How does one go about enduring this type of risk? How could you ever tolerate sky diving or safaris? It’s actually quite simple; one shifts their confidence from their own expertise to the guide’s expertise. This reliance on those who “know better” is not only premeditated but is innate within us all. When we instinctually know we are headed down a potentially dangerous path, we seek help and guidance from someone more experienced than us. Someone we can TRUST.
So… can this same truth apply to investors resourcing an advisor? Can the guided expand their tolerance for risk (volatility) based on their confidence/trust in their guide? Yes, I believe so. The advice-givers competency, expertise, and experience can (and should, to an appropriate degree) influence a client’s risk tolerance.
The Road to Freedom
Why does this specific timing of advice matter?
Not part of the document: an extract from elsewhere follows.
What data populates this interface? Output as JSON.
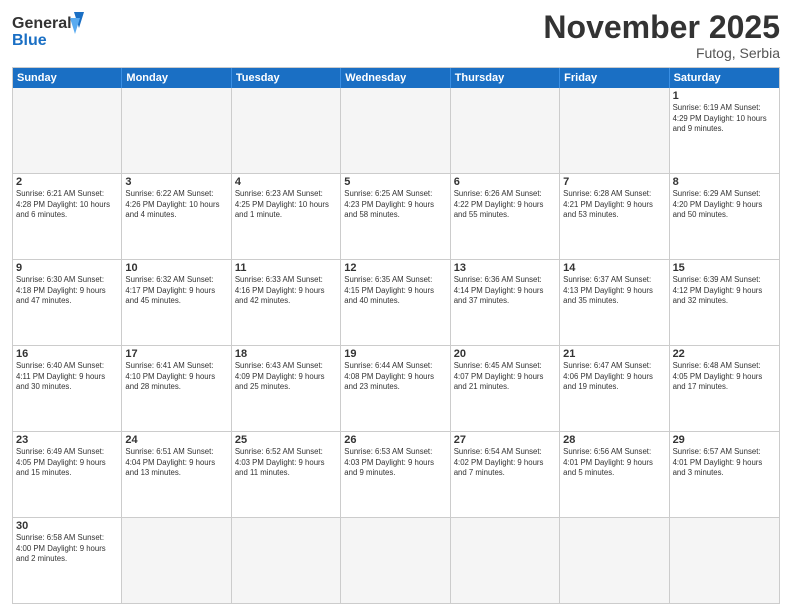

Well, if we believe that risk and reward have a relationship, then incremental increases of one’s tolerance should, to some measure, incrementally impact their returns, which would mean this matters a lot.
Last week we talked about the power of compounding and the GINORMOUS impact a marginal increase in returns can have over long time periods. It is this compounding process that leads an investor to financial freedom.
Now, if your rebuttal were that maximizing returns should not be the sole focus of a plan, I would agree with you 100%. BUT good stewardship and solid returns over a lifetime can produce incredible wealth. Wealth to support the things you love and care about – your family, the charities that are near and dear to you, freedom and flexibility with your time, and the list goes on.
Did we possibly stumble upon a key variable that most investors and advisors don’t consider? Is this presence of an advisor to help extend an investors tolerance the hidden gem of value? Perhaps.
One might reference studies like the Vanguard Advisor’s Alpha white paper, which credits a large portion of a financial advisor’s value to “Behavioral Coaching.” This being the idea that the advisor assists an investor in making good behavioral decisions. These “behaviors” are often those influenced by fear or greed, and the “coaching” is relative to guiding an investor on how to react. My hypothesis is centered on the proactive, getting the tolerance measurement right before creating the portfolio and the plan. This difference – proactive vs. reactive – makes these two concepts very different in both implementation and impact.
Leap of Faith
Where is this all coming from? Simply put, my hypothesis stems from my insatiable appetite to create a better client experience. My dream advisor/client relationship is one void of surprises and abundant clarity around what one should expect. I do not mean the surprises of the world – pandemics, terrorism, recessions – but rather the realities of how a plan and portfolio operate and reasonable expectations around how investments will behave.
My conclusion is that healthy dialogue between a client and advisor, accompanied by a methodical discovery process, is needed to determine risk tolerance levels accurately. A competent advisor, one worthy of being trusted, can and will influence a client’s willingness to endure but must do so with skill and only in the best interest of the investor. Trust and clarity between the advisor and client remains a foundational building block to creating significant wealth.
Not an advocation to throw caution to the wind, nor an encouragement to have blind faith, or even a refuting the tenants of diversification, but rather proof that your willingness to jump out of a plane or to photograph a Tiger in the wild, all depends on who you’ve anchored yourself to.
Have you and your financial guide discussed your risk tolerance lately?